▶ Problem to solve: The material must be repeated exactly, with every line intact.

-----

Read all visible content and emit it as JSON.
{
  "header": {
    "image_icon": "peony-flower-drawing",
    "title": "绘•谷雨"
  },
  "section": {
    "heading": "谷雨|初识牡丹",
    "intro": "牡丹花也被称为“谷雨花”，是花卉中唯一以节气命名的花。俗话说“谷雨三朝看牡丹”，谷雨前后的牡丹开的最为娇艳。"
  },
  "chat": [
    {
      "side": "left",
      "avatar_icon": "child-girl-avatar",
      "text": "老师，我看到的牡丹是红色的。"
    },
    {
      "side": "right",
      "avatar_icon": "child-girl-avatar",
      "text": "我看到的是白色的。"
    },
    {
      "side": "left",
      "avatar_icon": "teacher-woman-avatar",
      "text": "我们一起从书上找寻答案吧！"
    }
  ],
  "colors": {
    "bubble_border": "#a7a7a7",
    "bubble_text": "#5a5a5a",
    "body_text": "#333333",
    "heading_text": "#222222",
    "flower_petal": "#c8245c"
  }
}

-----

▶ Task output:
Read all visible content and emit it as JSON.
{
  "header": {
    "image_icon": "peony-flower-drawing",
    "title": "绘•谷雨"
  },
  "section": {
    "heading": "谷雨|初识牡丹",
    "intro": "牡丹花也被称为“谷雨花”，是花卉中唯一以节气命名的花。俗话说“谷雨三朝看牡丹”，谷雨前后的牡丹开的最为娇艳。"
  },
  "chat": [
    {
      "side": "left",
      "avatar_icon": "child-girl-avatar",
      "text": "老师，我看到的牡丹是红色的。"
    },
    {
      "side": "right",
      "avatar_icon": "child-girl-avatar",
      "text": "我看到的是白色的。"
    },
    {
      "side": "left",
      "avatar_icon": "teacher-woman-avatar",
      "text": "我们一起从书上找寻答案吧！"
    }
  ],
  "colors": {
    "bubble_border": "#a7a7a7",
    "bubble_text": "#5a5a5a",
    "body_text": "#333333",
    "heading_text": "#222222",
    "flower_petal": "#c8245c"
  }
}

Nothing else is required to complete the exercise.